Shaun is a man living something of a discouraged life. He’s in a report and work until paycheck job at an electronics store, struggling with the woman he loves who has broken up with him and working to be seen as worthy by a mother he adores and the man she married. Shaun desperately wants to care and be cared for but he isn’t sure he’s worthy. A zombie apocalypse forces his hand. Shaun will either become a man able to think on his feet or he will not survive.

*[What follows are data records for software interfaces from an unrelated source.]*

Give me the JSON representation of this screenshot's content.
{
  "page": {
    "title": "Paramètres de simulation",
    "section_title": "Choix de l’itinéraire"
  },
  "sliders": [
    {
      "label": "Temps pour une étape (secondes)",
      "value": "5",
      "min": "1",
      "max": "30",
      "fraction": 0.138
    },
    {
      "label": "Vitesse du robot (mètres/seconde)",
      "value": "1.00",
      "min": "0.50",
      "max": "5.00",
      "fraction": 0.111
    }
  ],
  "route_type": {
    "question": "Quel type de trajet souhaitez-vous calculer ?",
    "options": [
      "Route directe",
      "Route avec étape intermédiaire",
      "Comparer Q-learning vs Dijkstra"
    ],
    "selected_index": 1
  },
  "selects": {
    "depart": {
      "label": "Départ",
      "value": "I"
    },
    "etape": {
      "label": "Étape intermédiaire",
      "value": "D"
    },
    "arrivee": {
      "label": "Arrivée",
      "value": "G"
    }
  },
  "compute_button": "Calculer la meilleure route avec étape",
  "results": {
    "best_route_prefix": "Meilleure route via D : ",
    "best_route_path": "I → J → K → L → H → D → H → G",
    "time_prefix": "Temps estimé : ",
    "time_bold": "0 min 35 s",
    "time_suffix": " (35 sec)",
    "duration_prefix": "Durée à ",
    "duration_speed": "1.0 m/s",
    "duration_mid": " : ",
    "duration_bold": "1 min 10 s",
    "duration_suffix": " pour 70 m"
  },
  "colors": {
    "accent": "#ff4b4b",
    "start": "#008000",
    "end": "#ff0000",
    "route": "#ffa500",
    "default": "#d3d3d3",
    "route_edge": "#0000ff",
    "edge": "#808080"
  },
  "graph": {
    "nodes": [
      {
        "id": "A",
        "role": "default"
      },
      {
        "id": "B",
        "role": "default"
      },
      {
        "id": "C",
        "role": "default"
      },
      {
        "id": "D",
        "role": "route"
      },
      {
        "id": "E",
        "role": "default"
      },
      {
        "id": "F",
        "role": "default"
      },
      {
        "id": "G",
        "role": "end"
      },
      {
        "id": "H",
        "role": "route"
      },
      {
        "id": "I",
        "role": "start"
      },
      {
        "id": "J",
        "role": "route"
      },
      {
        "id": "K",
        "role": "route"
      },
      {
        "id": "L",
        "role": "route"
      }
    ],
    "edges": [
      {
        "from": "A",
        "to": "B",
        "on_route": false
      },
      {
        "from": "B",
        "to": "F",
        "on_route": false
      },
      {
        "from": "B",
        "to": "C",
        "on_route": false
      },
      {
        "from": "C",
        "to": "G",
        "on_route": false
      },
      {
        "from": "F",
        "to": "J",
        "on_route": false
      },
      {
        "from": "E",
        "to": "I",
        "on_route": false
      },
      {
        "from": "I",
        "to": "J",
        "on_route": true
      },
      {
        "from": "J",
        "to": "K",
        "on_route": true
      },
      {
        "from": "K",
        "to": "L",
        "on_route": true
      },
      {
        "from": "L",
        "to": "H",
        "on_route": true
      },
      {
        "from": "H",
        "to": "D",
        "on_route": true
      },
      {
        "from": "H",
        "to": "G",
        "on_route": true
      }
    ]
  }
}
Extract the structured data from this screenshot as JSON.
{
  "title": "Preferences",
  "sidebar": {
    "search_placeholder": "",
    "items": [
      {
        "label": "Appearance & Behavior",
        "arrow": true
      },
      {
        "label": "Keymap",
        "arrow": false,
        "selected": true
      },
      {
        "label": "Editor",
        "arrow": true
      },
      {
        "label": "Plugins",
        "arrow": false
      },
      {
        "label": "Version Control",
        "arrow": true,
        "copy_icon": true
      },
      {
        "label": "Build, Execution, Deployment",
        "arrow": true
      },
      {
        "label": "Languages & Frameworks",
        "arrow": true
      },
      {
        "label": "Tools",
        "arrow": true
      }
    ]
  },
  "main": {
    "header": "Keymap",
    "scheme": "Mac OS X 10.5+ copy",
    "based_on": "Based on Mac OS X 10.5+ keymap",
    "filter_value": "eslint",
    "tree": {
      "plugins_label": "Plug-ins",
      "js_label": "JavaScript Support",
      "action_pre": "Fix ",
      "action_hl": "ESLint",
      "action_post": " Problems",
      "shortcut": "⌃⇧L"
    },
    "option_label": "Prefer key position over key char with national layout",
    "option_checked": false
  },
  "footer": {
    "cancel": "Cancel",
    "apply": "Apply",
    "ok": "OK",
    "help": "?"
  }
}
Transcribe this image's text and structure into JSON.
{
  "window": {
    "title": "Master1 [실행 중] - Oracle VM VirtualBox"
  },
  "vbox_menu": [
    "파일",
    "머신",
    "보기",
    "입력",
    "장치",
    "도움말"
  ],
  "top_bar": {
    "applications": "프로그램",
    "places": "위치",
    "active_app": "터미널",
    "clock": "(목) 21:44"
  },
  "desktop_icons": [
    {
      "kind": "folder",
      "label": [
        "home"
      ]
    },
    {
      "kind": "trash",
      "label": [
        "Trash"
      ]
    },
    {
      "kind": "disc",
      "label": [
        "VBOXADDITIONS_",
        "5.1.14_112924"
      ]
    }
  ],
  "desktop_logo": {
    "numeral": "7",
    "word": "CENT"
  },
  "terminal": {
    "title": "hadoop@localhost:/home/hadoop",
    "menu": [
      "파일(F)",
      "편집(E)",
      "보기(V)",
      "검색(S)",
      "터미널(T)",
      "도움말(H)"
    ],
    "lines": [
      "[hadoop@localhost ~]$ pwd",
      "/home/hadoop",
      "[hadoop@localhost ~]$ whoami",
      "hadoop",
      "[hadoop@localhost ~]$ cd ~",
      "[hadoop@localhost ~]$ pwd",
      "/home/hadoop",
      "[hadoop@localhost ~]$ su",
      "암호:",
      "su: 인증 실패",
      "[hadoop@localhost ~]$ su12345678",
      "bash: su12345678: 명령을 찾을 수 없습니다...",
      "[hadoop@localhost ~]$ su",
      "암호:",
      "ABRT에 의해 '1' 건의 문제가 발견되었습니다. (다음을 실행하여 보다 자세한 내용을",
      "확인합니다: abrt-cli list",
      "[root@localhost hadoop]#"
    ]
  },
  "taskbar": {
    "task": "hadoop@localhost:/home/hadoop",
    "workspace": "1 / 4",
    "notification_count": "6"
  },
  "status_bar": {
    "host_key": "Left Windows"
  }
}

Balancing the urgency of Shaun is his friend Ed who is committed to being the man that never grows up. His ideal life is spending time playing video games, drinking beer and smoking weed. Some viewers may see Ed as the character holding Shaun back, but he is content with the lot of taking life (or afterlife) as it comes.[easyazon_link identifier=”B0006A9FKA” locale=”US” tag=”rabidreaders-20″]Shaun of the Dead[/easyazon_link] is constructed of rapid-fire scenes connected with clever repetition and laced with a trademark British dark humor. Shaun’s group of survivors encounters another group of survivors lead by Yvonne (Jessica Hynes). The business-as-usual byplay of polite society adds an extra level of ridiculousness to an already brilliantly outrageous situation. In the end, [easyazon_link identifier=”B0006A9FKA” locale=”US” tag=”rabidreaders-20″]Shaun of the Dead[/easyazon_link] is as much a romantic comedy as it is a horror film. [easyazon_link identifier=”B0006A9FKA” locale=”US” tag=”rabidreaders-20″]Shaun of the Dead[/easyazon_link] is populated with wonderfully talented actors. Anyone that might call Simon Pegg an actor only adept at comedy needs only to watch the scene in which Shaun must mercy kill a loved one infected with the zombie virus. As the work progresses and the action become manic, the actors turn in a wonderful range of emotion and commitment to their role that has award-winning quality. [easyazon_link identifier=”B0006A9FKA” locale=”US” tag=”rabidreaders-20″]Shaun of the Dead[/easyazon_link] is cool, quick and fun. I frequently pick that DVD off of the shelf when at a loose end and looking for a pick-up. If you are one of the few people who have not seen this work, check this movie out today. You will thank me tomorrow.
Shaun of the Dead is available as a DVD, Blu-ray and on Amazon Instant Video:
|Title||Shaun of the Dead
|Actors||Kate Ashfield, Tim Baggaley, Nicola Cunningham,
Sonnell Dadral, Lucy Davis (II)
|Length||1 hour and 23 minutes|
|DVD Release||December 21, 2004|